§ ACTIVITY
Wherever the string "icon" appears in a line of the listing below, report that line.

§ SOURCE DATA
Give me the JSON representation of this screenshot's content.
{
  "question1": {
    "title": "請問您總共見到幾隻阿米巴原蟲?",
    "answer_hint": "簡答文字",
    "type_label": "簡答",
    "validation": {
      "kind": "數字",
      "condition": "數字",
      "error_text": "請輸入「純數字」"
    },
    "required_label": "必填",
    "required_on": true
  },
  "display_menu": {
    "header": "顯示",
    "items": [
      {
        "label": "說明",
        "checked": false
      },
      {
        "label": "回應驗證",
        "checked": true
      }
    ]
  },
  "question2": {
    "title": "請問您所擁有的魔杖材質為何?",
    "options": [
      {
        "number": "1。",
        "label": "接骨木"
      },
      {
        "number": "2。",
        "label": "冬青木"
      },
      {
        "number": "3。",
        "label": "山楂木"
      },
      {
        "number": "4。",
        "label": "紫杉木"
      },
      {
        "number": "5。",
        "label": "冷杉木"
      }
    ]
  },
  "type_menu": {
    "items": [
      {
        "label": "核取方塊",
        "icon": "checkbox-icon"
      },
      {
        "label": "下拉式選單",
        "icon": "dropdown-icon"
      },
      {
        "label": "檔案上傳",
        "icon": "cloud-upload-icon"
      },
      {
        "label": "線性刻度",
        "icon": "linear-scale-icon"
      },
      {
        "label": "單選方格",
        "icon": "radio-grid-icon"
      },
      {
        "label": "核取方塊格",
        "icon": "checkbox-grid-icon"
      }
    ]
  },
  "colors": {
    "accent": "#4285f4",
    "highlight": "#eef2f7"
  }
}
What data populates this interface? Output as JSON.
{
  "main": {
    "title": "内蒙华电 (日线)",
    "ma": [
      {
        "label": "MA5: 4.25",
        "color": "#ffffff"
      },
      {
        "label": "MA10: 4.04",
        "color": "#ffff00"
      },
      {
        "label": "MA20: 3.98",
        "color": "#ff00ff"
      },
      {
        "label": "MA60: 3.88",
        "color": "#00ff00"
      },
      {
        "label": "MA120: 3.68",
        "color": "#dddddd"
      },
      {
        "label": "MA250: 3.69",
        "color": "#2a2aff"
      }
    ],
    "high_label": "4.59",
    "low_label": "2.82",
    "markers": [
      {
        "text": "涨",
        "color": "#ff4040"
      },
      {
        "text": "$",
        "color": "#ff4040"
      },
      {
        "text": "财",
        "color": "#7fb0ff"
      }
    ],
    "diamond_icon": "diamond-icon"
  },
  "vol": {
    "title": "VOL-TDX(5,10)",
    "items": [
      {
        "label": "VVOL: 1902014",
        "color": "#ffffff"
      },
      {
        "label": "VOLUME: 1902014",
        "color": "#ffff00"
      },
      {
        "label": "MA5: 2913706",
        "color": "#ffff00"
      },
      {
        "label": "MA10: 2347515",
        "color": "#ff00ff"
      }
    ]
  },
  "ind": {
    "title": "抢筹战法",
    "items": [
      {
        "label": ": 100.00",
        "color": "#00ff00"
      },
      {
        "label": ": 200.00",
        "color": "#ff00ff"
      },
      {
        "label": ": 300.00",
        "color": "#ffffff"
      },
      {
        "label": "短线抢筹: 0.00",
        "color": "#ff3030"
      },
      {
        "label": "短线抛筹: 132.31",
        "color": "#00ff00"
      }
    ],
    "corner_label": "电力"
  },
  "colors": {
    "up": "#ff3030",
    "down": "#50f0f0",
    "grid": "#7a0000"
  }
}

§ ANSWER TO THIS EXERCISE
        "icon": "checkbox-icon"
        "icon": "dropdown-icon"
        "icon": "cloud-upload-icon"
        "icon": "linear-scale-icon"
        "icon": "radio-grid-icon"
        "icon": "checkbox-grid-icon"
    "diamond_icon": "diamond-icon"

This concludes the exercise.